**YOUR OBJECTIVE:** The job is to output each record exactly as it stands, pictures excluded.
>>>>>
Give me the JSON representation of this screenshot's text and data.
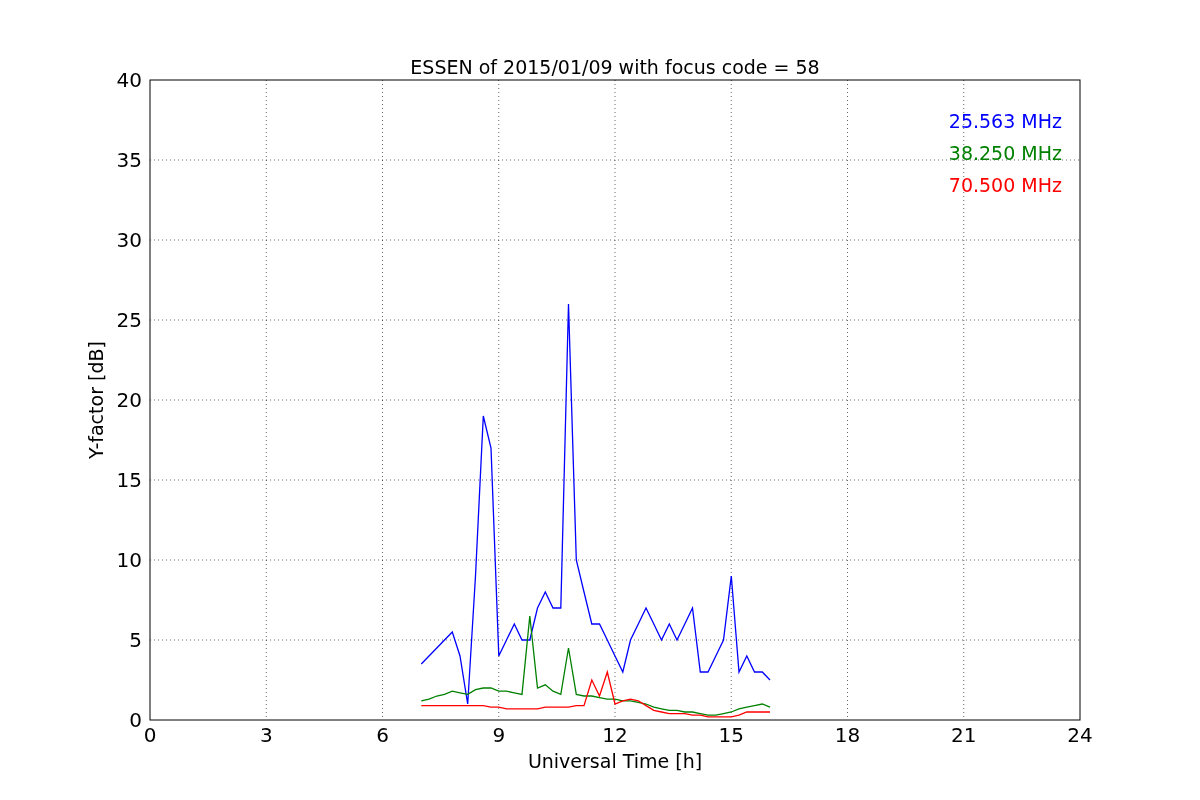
{
  "chart_data": {
    "type": "line",
    "title": "ESSEN of 2015/01/09 with focus code = 58",
    "xlabel": "Universal Time [h]",
    "ylabel": "Y-factor [dB]",
    "x": [
      7.0,
      7.2,
      7.4,
      7.6,
      7.8,
      8.0,
      8.2,
      8.4,
      8.6,
      8.8,
      9.0,
      9.2,
      9.4,
      9.6,
      9.8,
      10.0,
      10.2,
      10.4,
      10.6,
      10.8,
      11.0,
      11.2,
      11.4,
      11.6,
      11.8,
      12.0,
      12.2,
      12.4,
      12.6,
      12.8,
      13.0,
      13.2,
      13.4,
      13.6,
      13.8,
      14.0,
      14.2,
      14.4,
      14.6,
      14.8,
      15.0,
      15.2,
      15.4,
      15.6,
      15.8,
      16.0
    ],
    "series": [
      {
        "name": "25.563 MHz",
        "color": "#0000ff",
        "values": [
          3.5,
          4,
          4.5,
          5,
          5.5,
          4,
          1,
          9,
          19,
          17,
          4,
          5,
          6,
          5,
          5,
          7,
          8,
          7,
          7,
          26,
          10,
          8,
          6,
          6,
          5,
          4,
          3,
          5,
          6,
          7,
          6,
          5,
          6,
          5,
          6,
          7,
          3,
          3,
          4,
          5,
          9,
          3,
          4,
          3,
          3,
          2.5
        ]
      },
      {
        "name": "38.250 MHz",
        "color": "#008000",
        "values": [
          1.2,
          1.3,
          1.5,
          1.6,
          1.8,
          1.7,
          1.6,
          1.9,
          2,
          2,
          1.8,
          1.8,
          1.7,
          1.6,
          6.5,
          2,
          2.2,
          1.8,
          1.6,
          4.5,
          1.6,
          1.5,
          1.5,
          1.4,
          1.3,
          1.3,
          1.2,
          1.2,
          1.1,
          1,
          0.8,
          0.7,
          0.6,
          0.6,
          0.5,
          0.5,
          0.4,
          0.3,
          0.3,
          0.4,
          0.5,
          0.7,
          0.8,
          0.9,
          1,
          0.8
        ]
      },
      {
        "name": "70.500 MHz",
        "color": "#ff0000",
        "values": [
          0.9,
          0.9,
          0.9,
          0.9,
          0.9,
          0.9,
          0.9,
          0.9,
          0.9,
          0.8,
          0.8,
          0.7,
          0.7,
          0.7,
          0.7,
          0.7,
          0.8,
          0.8,
          0.8,
          0.8,
          0.9,
          0.9,
          2.5,
          1.5,
          3,
          1,
          1.2,
          1.3,
          1.2,
          0.9,
          0.6,
          0.5,
          0.4,
          0.4,
          0.4,
          0.3,
          0.3,
          0.2,
          0.2,
          0.2,
          0.2,
          0.3,
          0.5,
          0.5,
          0.5,
          0.5
        ]
      }
    ],
    "grid": true,
    "xlim": [
      0,
      24
    ],
    "ylim": [
      0,
      40
    ],
    "xticks": [
      0,
      3,
      6,
      9,
      12,
      15,
      18,
      21,
      24
    ],
    "yticks": [
      0,
      5,
      10,
      15,
      20,
      25,
      30,
      35,
      40
    ]
  }
}
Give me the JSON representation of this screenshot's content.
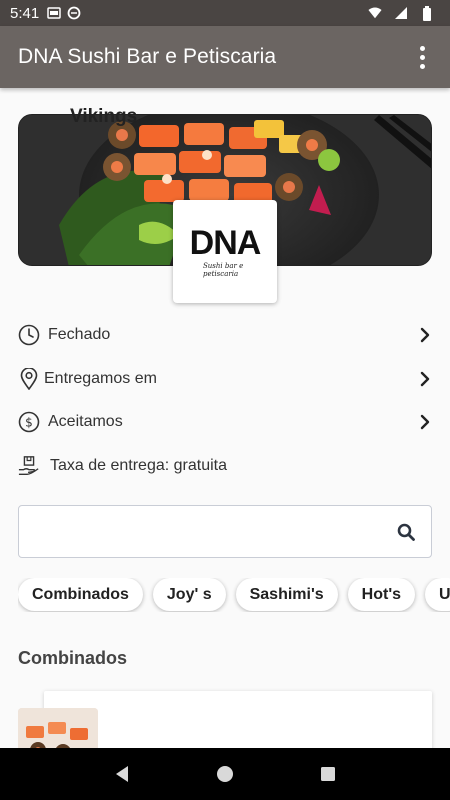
{
  "status_bar": {
    "time": "5:41"
  },
  "app_bar": {
    "title": "DNA Sushi Bar e Petiscaria",
    "menu_icon": "more-vert-icon"
  },
  "logo": {
    "main": "DNA",
    "sub": "Sushi bar e petiscaria"
  },
  "info": {
    "status": "Fechado",
    "delivery_area": "Entregamos em",
    "payment": "Aceitamos",
    "fee": "Taxa de entrega: gratuita"
  },
  "search": {
    "placeholder": "",
    "value": ""
  },
  "categories": [
    "Combinados",
    "Joy' s",
    "Sashimi's",
    "Hot's",
    "U"
  ],
  "section": {
    "title": "Combinados"
  },
  "products": [
    {
      "name": "Vikings"
    }
  ],
  "colors": {
    "app_bar": "#6b6562",
    "status_bar": "#4a4543",
    "background": "#fafafa"
  }
}
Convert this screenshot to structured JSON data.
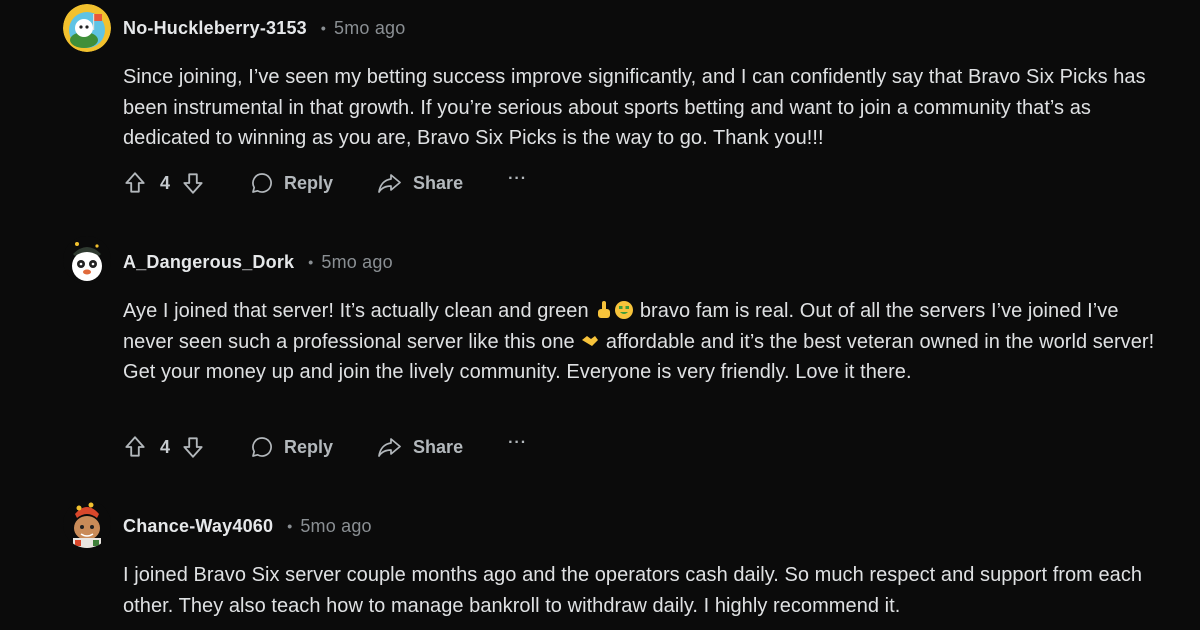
{
  "comments": [
    {
      "username": "No-Huckleberry-3153",
      "time": "5mo ago",
      "body": "Since joining, I’ve seen my betting success improve significantly, and I can confidently say that Bravo Six Picks has been instrumental in that growth. If you’re serious about sports betting and want to join a community that’s as dedicated to winning as you are, Bravo Six Picks is the way to go. Thank you!!!",
      "votes": "4",
      "reply_label": "Reply",
      "share_label": "Share",
      "more_label": "···"
    },
    {
      "username": "A_Dangerous_Dork",
      "time": "5mo ago",
      "body_part1": "Aye I joined that server! It’s actually clean and green ",
      "body_part2": " bravo fam is real. Out of all the servers I’ve joined I’ve never seen such a professional server like this one ",
      "body_part3": " affordable and it’s the best veteran owned in the world server! Get your money up and join the lively community. Everyone is very friendly. Love it there.",
      "emojis": [
        "pointing-up-icon",
        "money-mouth-face-icon",
        "handshake-icon"
      ],
      "votes": "4",
      "reply_label": "Reply",
      "share_label": "Share",
      "more_label": "···"
    },
    {
      "username": "Chance-Way4060",
      "time": "5mo ago",
      "body": "I joined Bravo Six server couple months ago and the operators cash daily. So much respect and support from each other. They also teach how to manage bankroll to withdraw daily. I highly recommend it."
    }
  ],
  "colors": {
    "background": "#0b0b0b",
    "text": "#dfe1e3",
    "muted": "#8a8f93",
    "action": "#b3b8bc"
  }
}
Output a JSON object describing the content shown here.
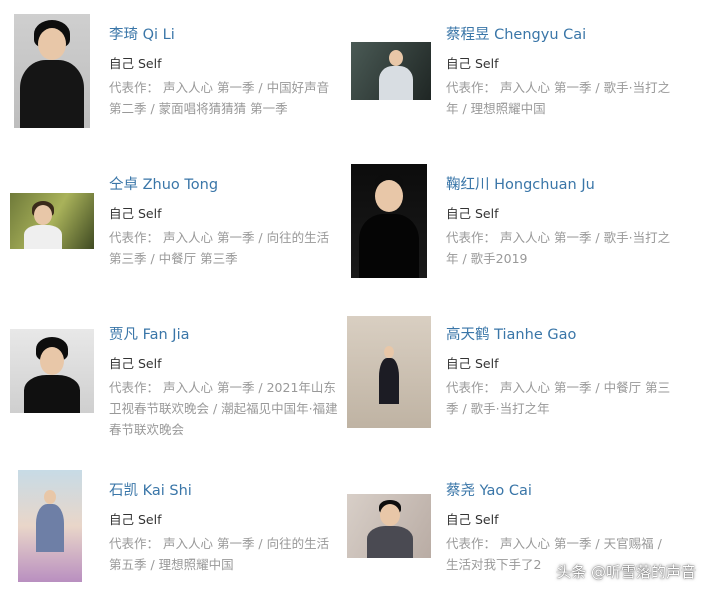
{
  "cast": [
    {
      "name": "李琦 Qi Li",
      "role": "自己 Self",
      "works": "代表作： 声入人心 第一季 / 中国好声音 第二季 / 蒙面唱将猜猜猜 第一季",
      "photo": "photo-qi-li"
    },
    {
      "name": "蔡程昱 Chengyu Cai",
      "role": "自己 Self",
      "works": "代表作： 声入人心 第一季 / 歌手·当打之年 / 理想照耀中国",
      "photo": "photo-chengyu-cai"
    },
    {
      "name": "仝卓 Zhuo Tong",
      "role": "自己 Self",
      "works": "代表作： 声入人心 第一季 / 向往的生活 第三季 / 中餐厅 第三季",
      "photo": "photo-zhuo-tong"
    },
    {
      "name": "鞠红川 Hongchuan Ju",
      "role": "自己 Self",
      "works": "代表作： 声入人心 第一季 / 歌手·当打之年 / 歌手2019",
      "photo": "photo-hongchuan-ju"
    },
    {
      "name": "贾凡 Fan Jia",
      "role": "自己 Self",
      "works": "代表作： 声入人心 第一季 / 2021年山东卫视春节联欢晚会 / 潮起福见中国年·福建春节联欢晚会",
      "photo": "photo-fan-jia"
    },
    {
      "name": "高天鹤 Tianhe Gao",
      "role": "自己 Self",
      "works": "代表作： 声入人心 第一季 / 中餐厅 第三季 / 歌手·当打之年",
      "photo": "photo-tianhe-gao"
    },
    {
      "name": "石凯 Kai Shi",
      "role": "自己 Self",
      "works": "代表作： 声入人心 第一季 / 向往的生活 第五季 / 理想照耀中国",
      "photo": "photo-kai-shi"
    },
    {
      "name": "蔡尧 Yao Cai",
      "role": "自己 Self",
      "works": "代表作： 声入人心 第一季 / 天官赐福 / 生活对我下手了2",
      "photo": "photo-yao-cai"
    }
  ],
  "watermark": "头条 @听雪落的声音"
}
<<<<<
**WORKED SOLUTION:**
Give me the JSON representation of this screenshot's text and data.
{
  "chart_data": {
    "type": "line",
    "title": "ESSEN of 2015/01/09 with focus code = 58",
    "xlabel": "Universal Time [h]",
    "ylabel": "Y-factor [dB]",
    "x": [
      7.0,
      7.2,
      7.4,
      7.6,
      7.8,
      8.0,
      8.2,
      8.4,
      8.6,
      8.8,
      9.0,
      9.2,
      9.4,
      9.6,
      9.8,
      10.0,
      10.2,
      10.4,
      10.6,
      10.8,
      11.0,
      11.2,
      11.4,
      11.6,
      11.8,
      12.0,
      12.2,
      12.4,
      12.6,
      12.8,
      13.0,
      13.2,
      13.4,
      13.6,
      13.8,
      14.0,
      14.2,
      14.4,
      14.6,
      14.8,
      15.0,
      15.2,
      15.4,
      15.6,
      15.8,
      16.0
    ],
    "series": [
      {
        "name": "25.563 MHz",
        "color": "#0000ff",
        "values": [
          3.5,
          4,
          4.5,
          5,
          5.5,
          4,
          1,
          9,
          19,
          17,
          4,
          5,
          6,
          5,
          5,
          7,
          8,
          7,
          7,
          26,
          10,
          8,
          6,
          6,
          5,
          4,
          3,
          5,
          6,
          7,
          6,
          5,
          6,
          5,
          6,
          7,
          3,
          3,
          4,
          5,
          9,
          3,
          4,
          3,
          3,
          2.5
        ]
      },
      {
        "name": "38.250 MHz",
        "color": "#008000",
        "values": [
          1.2,
          1.3,
          1.5,
          1.6,
          1.8,
          1.7,
          1.6,
          1.9,
          2,
          2,
          1.8,
          1.8,
          1.7,
          1.6,
          6.5,
          2,
          2.2,
          1.8,
          1.6,
          4.5,
          1.6,
          1.5,
          1.5,
          1.4,
          1.3,
          1.3,
          1.2,
          1.2,
          1.1,
          1,
          0.8,
          0.7,
          0.6,
          0.6,
          0.5,
          0.5,
          0.4,
          0.3,
          0.3,
          0.4,
          0.5,
          0.7,
          0.8,
          0.9,
          1,
          0.8
        ]
      },
      {
        "name": "70.500 MHz",
        "color": "#ff0000",
        "values": [
          0.9,
          0.9,
          0.9,
          0.9,
          0.9,
          0.9,
          0.9,
          0.9,
          0.9,
          0.8,
          0.8,
          0.7,
          0.7,
          0.7,
          0.7,
          0.7,
          0.8,
          0.8,
          0.8,
          0.8,
          0.9,
          0.9,
          2.5,
          1.5,
          3,
          1,
          1.2,
          1.3,
          1.2,
          0.9,
          0.6,
          0.5,
          0.4,
          0.4,
          0.4,
          0.3,
          0.3,
          0.2,
          0.2,
          0.2,
          0.2,
          0.3,
          0.5,
          0.5,
          0.5,
          0.5
        ]
      }
    ],
    "grid": true,
    "xlim": [
      0,
      24
    ],
    "ylim": [
      0,
      40
    ],
    "xticks": [
      0,
      3,
      6,
      9,
      12,
      15,
      18,
      21,
      24
    ],
    "yticks": [
      0,
      5,
      10,
      15,
      20,
      25,
      30,
      35,
      40
    ]
  }
}
Give me the JSON representation of this screenshot's content.
{
  "status_bar": {
    "time": "5:41"
  },
  "app_bar": {
    "title": "DNA Sushi Bar e Petiscaria",
    "menu_icon": "more-vert-icon"
  },
  "logo": {
    "main": "DNA",
    "sub": "Sushi bar e petiscaria"
  },
  "info": {
    "status": "Fechado",
    "delivery_area": "Entregamos em",
    "payment": "Aceitamos",
    "fee": "Taxa de entrega: gratuita"
  },
  "search": {
    "placeholder": "",
    "value": ""
  },
  "categories": [
    "Combinados",
    "Joy' s",
    "Sashimi's",
    "Hot's",
    "U"
  ],
  "section": {
    "title": "Combinados"
  },
  "products": [
    {
      "name": "Vikings"
    }
  ],
  "colors": {
    "app_bar": "#6b6562",
    "status_bar": "#4a4543",
    "background": "#fafafa"
  }
}
Convert this screenshot to structured JSON data.
{
  "comments": [
    {
      "username": "No-Huckleberry-3153",
      "time": "5mo ago",
      "body": "Since joining, I’ve seen my betting success improve significantly, and I can confidently say that Bravo Six Picks has been instrumental in that growth. If you’re serious about sports betting and want to join a community that’s as dedicated to winning as you are, Bravo Six Picks is the way to go. Thank you!!!",
      "votes": "4",
      "reply_label": "Reply",
      "share_label": "Share",
      "more_label": "···"
    },
    {
      "username": "A_Dangerous_Dork",
      "time": "5mo ago",
      "body_part1": "Aye I joined that server! It’s actually clean and green ",
      "body_part2": " bravo fam is real. Out of all the servers I’ve joined I’ve never seen such a professional server like this one ",
      "body_part3": " affordable and it’s the best veteran owned in the world server! Get your money up and join the lively community. Everyone is very friendly. Love it there.",
      "emojis": [
        "pointing-up-icon",
        "money-mouth-face-icon",
        "handshake-icon"
      ],
      "votes": "4",
      "reply_label": "Reply",
      "share_label": "Share",
      "more_label": "···"
    },
    {
      "username": "Chance-Way4060",
      "time": "5mo ago",
      "body": "I joined Bravo Six server couple months ago and the operators cash daily. So much respect and support from each other. They also teach how to manage bankroll to withdraw daily. I highly recommend it."
    }
  ],
  "colors": {
    "background": "#0b0b0b",
    "text": "#dfe1e3",
    "muted": "#8a8f93",
    "action": "#b3b8bc"
  }
}
Output a JSON object describing the content shown here.
{
  "cast": [
    {
      "name": "李琦 Qi Li",
      "role": "自己 Self",
      "works": "代表作： 声入人心 第一季 / 中国好声音 第二季 / 蒙面唱将猜猜猜 第一季",
      "photo": "photo-qi-li"
    },
    {
      "name": "蔡程昱 Chengyu Cai",
      "role": "自己 Self",
      "works": "代表作： 声入人心 第一季 / 歌手·当打之年 / 理想照耀中国",
      "photo": "photo-chengyu-cai"
    },
    {
      "name": "仝卓 Zhuo Tong",
      "role": "自己 Self",
      "works": "代表作： 声入人心 第一季 / 向往的生活 第三季 / 中餐厅 第三季",
      "photo": "photo-zhuo-tong"
    },
    {
      "name": "鞠红川 Hongchuan Ju",
      "role": "自己 Self",
      "works": "代表作： 声入人心 第一季 / 歌手·当打之年 / 歌手2019",
      "photo": "photo-hongchuan-ju"
    },
    {
      "name": "贾凡 Fan Jia",
      "role": "自己 Self",
      "works": "代表作： 声入人心 第一季 / 2021年山东卫视春节联欢晚会 / 潮起福见中国年·福建春节联欢晚会",
      "photo": "photo-fan-jia"
    },
    {
      "name": "高天鹤 Tianhe Gao",
      "role": "自己 Self",
      "works": "代表作： 声入人心 第一季 / 中餐厅 第三季 / 歌手·当打之年",
      "photo": "photo-tianhe-gao"
    },
    {
      "name": "石凯 Kai Shi",
      "role": "自己 Self",
      "works": "代表作： 声入人心 第一季 / 向往的生活 第五季 / 理想照耀中国",
      "photo": "photo-kai-shi"
    },
    {
      "name": "蔡尧 Yao Cai",
      "role": "自己 Self",
      "works": "代表作： 声入人心 第一季 / 天官赐福 / 生活对我下手了2",
      "photo": "photo-yao-cai"
    }
  ],
  "watermark": "头条 @听雪落的声音"
}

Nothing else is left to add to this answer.